Segment Start: EXTRACTED RECORDS
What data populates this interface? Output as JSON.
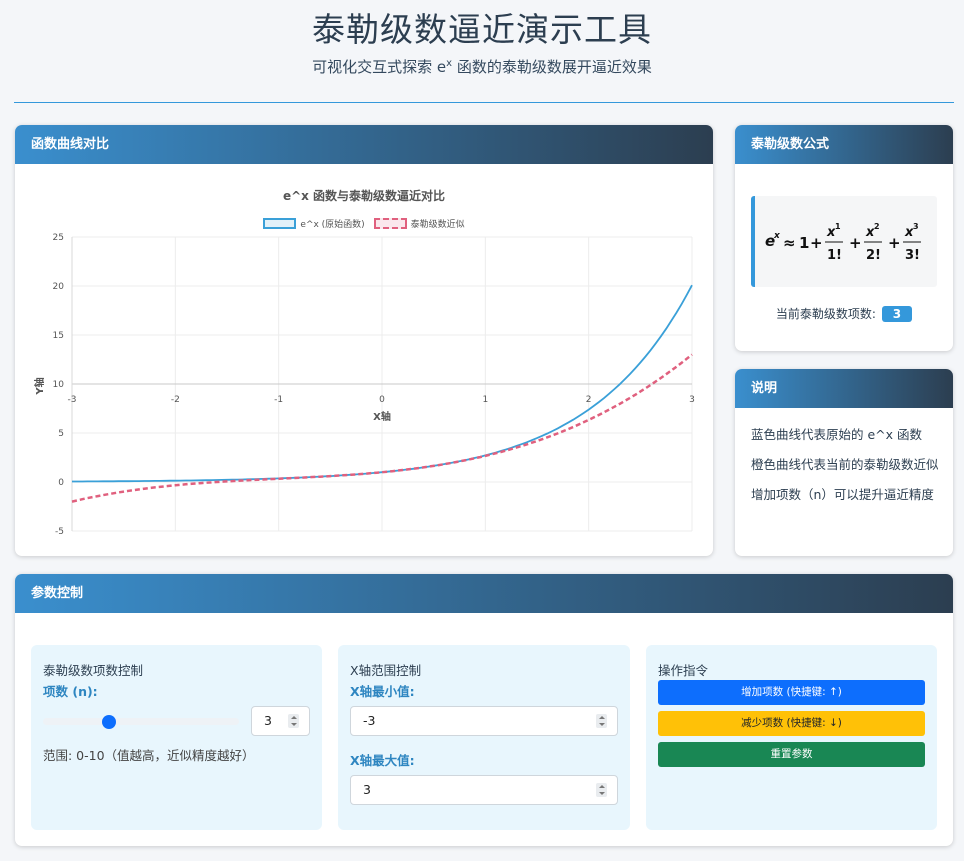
{
  "header": {
    "title": "泰勒级数逼近演示工具",
    "subtitle_before": "可视化交互式探索 e",
    "subtitle_sup": "x",
    "subtitle_after": " 函数的泰勒级数展开逼近效果"
  },
  "chart_card": {
    "title": "函数曲线对比"
  },
  "chart_data": {
    "type": "line",
    "title": "e^x 函数与泰勒级数逼近对比",
    "xlabel": "X轴",
    "ylabel": "Y轴",
    "xlim": [
      -3,
      3
    ],
    "ylim": [
      -5,
      25
    ],
    "x_ticks": [
      "-3",
      "-2",
      "-1",
      "0",
      "1",
      "2",
      "3"
    ],
    "y_ticks": [
      "25",
      "20",
      "15",
      "10",
      "5",
      "0",
      "-5"
    ],
    "grid": true,
    "legend_position": "top",
    "x": [
      -3,
      -2.5,
      -2,
      -1.5,
      -1,
      -0.5,
      0,
      0.5,
      1,
      1.5,
      2,
      2.5,
      3
    ],
    "series": [
      {
        "name": "e^x (原始函数)",
        "color": "#3aa0d8",
        "style": "solid",
        "values": [
          0.05,
          0.08,
          0.14,
          0.22,
          0.37,
          0.61,
          1.0,
          1.65,
          2.72,
          4.48,
          7.39,
          12.18,
          20.09
        ]
      },
      {
        "name": "泰勒级数近似",
        "color": "#e0607e",
        "style": "dashed",
        "values": [
          -2.0,
          -0.98,
          -0.33,
          0.06,
          0.33,
          0.6,
          1.0,
          1.65,
          2.67,
          4.19,
          6.33,
          9.23,
          13.0
        ]
      }
    ]
  },
  "formula_card": {
    "title": "泰勒级数公式",
    "terms_label": "当前泰勒级数项数:",
    "terms_value": "3"
  },
  "notes_card": {
    "title": "说明",
    "items": [
      "蓝色曲线代表原始的 e^x 函数",
      "橙色曲线代表当前的泰勒级数近似",
      "增加项数（n）可以提升逼近精度"
    ]
  },
  "controls_card": {
    "title": "参数控制",
    "terms_panel": {
      "title": "泰勒级数项数控制",
      "label": "项数 (n):",
      "value": "3",
      "slider_fraction": 0.3,
      "range_note": "范围: 0-10（值越高，近似精度越好）"
    },
    "range_panel": {
      "title": "X轴范围控制",
      "min_label": "X轴最小值:",
      "min_value": "-3",
      "max_label": "X轴最大值:",
      "max_value": "3"
    },
    "ops_panel": {
      "title": "操作指令",
      "increase": "增加项数 (快捷键: ↑)",
      "decrease": "减少项数 (快捷键: ↓)",
      "reset": "重置参数"
    }
  },
  "colors": {
    "accent": "#3498db",
    "header_gradient_end": "#2c3e50",
    "button_blue": "#0d6efd",
    "button_yellow": "#ffc107",
    "button_green": "#198754"
  }
}
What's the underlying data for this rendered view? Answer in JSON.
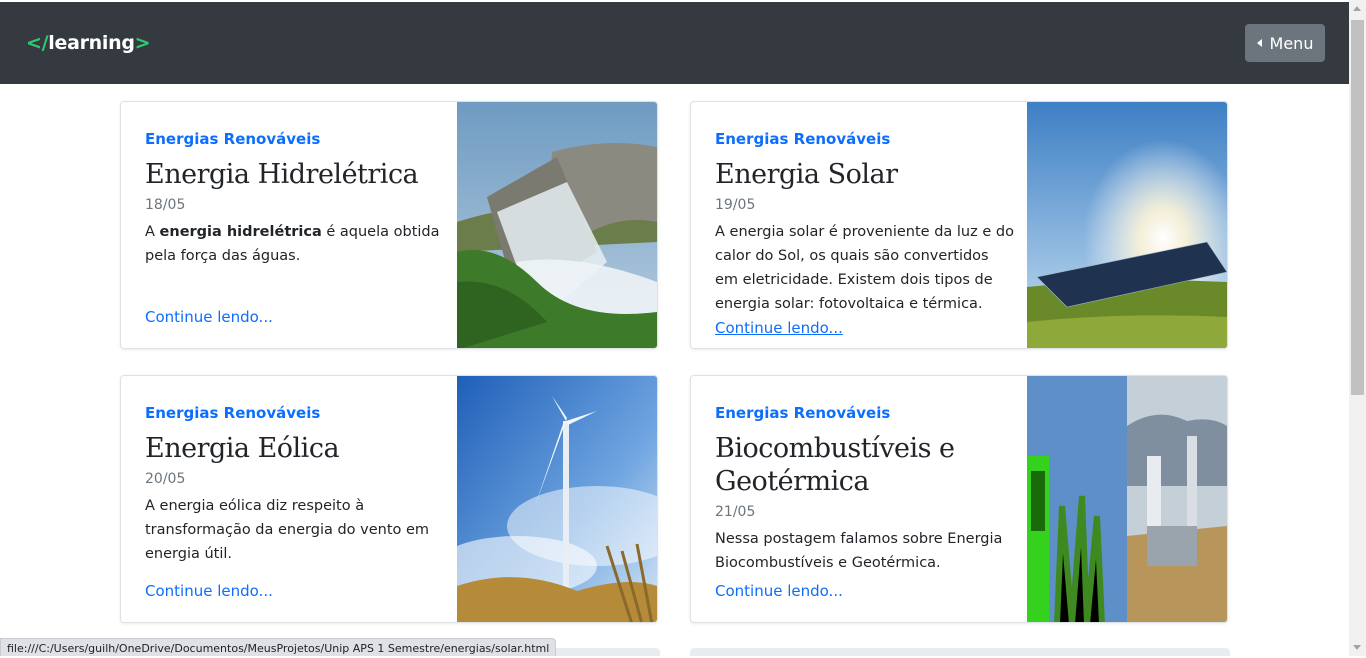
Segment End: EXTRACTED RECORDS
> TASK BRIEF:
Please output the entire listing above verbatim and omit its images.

> EXERCISE RESPONSE:
What data populates this interface? Output as JSON.
{
  "header": {
    "title": "泰勒级数逼近演示工具",
    "subtitle_before": "可视化交互式探索 e",
    "subtitle_sup": "x",
    "subtitle_after": " 函数的泰勒级数展开逼近效果"
  },
  "chart_card": {
    "title": "函数曲线对比"
  },
  "chart_data": {
    "type": "line",
    "title": "e^x 函数与泰勒级数逼近对比",
    "xlabel": "X轴",
    "ylabel": "Y轴",
    "xlim": [
      -3,
      3
    ],
    "ylim": [
      -5,
      25
    ],
    "x_ticks": [
      "-3",
      "-2",
      "-1",
      "0",
      "1",
      "2",
      "3"
    ],
    "y_ticks": [
      "25",
      "20",
      "15",
      "10",
      "5",
      "0",
      "-5"
    ],
    "grid": true,
    "legend_position": "top",
    "x": [
      -3,
      -2.5,
      -2,
      -1.5,
      -1,
      -0.5,
      0,
      0.5,
      1,
      1.5,
      2,
      2.5,
      3
    ],
    "series": [
      {
        "name": "e^x (原始函数)",
        "color": "#3aa0d8",
        "style": "solid",
        "values": [
          0.05,
          0.08,
          0.14,
          0.22,
          0.37,
          0.61,
          1.0,
          1.65,
          2.72,
          4.48,
          7.39,
          12.18,
          20.09
        ]
      },
      {
        "name": "泰勒级数近似",
        "color": "#e0607e",
        "style": "dashed",
        "values": [
          -2.0,
          -0.98,
          -0.33,
          0.06,
          0.33,
          0.6,
          1.0,
          1.65,
          2.67,
          4.19,
          6.33,
          9.23,
          13.0
        ]
      }
    ]
  },
  "formula_card": {
    "title": "泰勒级数公式",
    "terms_label": "当前泰勒级数项数:",
    "terms_value": "3"
  },
  "notes_card": {
    "title": "说明",
    "items": [
      "蓝色曲线代表原始的 e^x 函数",
      "橙色曲线代表当前的泰勒级数近似",
      "增加项数（n）可以提升逼近精度"
    ]
  },
  "controls_card": {
    "title": "参数控制",
    "terms_panel": {
      "title": "泰勒级数项数控制",
      "label": "项数 (n):",
      "value": "3",
      "slider_fraction": 0.3,
      "range_note": "范围: 0-10（值越高，近似精度越好）"
    },
    "range_panel": {
      "title": "X轴范围控制",
      "min_label": "X轴最小值:",
      "min_value": "-3",
      "max_label": "X轴最大值:",
      "max_value": "3"
    },
    "ops_panel": {
      "title": "操作指令",
      "increase": "增加项数 (快捷键: ↑)",
      "decrease": "减少项数 (快捷键: ↓)",
      "reset": "重置参数"
    }
  },
  "colors": {
    "accent": "#3498db",
    "header_gradient_end": "#2c3e50",
    "button_blue": "#0d6efd",
    "button_yellow": "#ffc107",
    "button_green": "#198754"
  }
}
What's the underlying data for this rendered view? Answer in JSON.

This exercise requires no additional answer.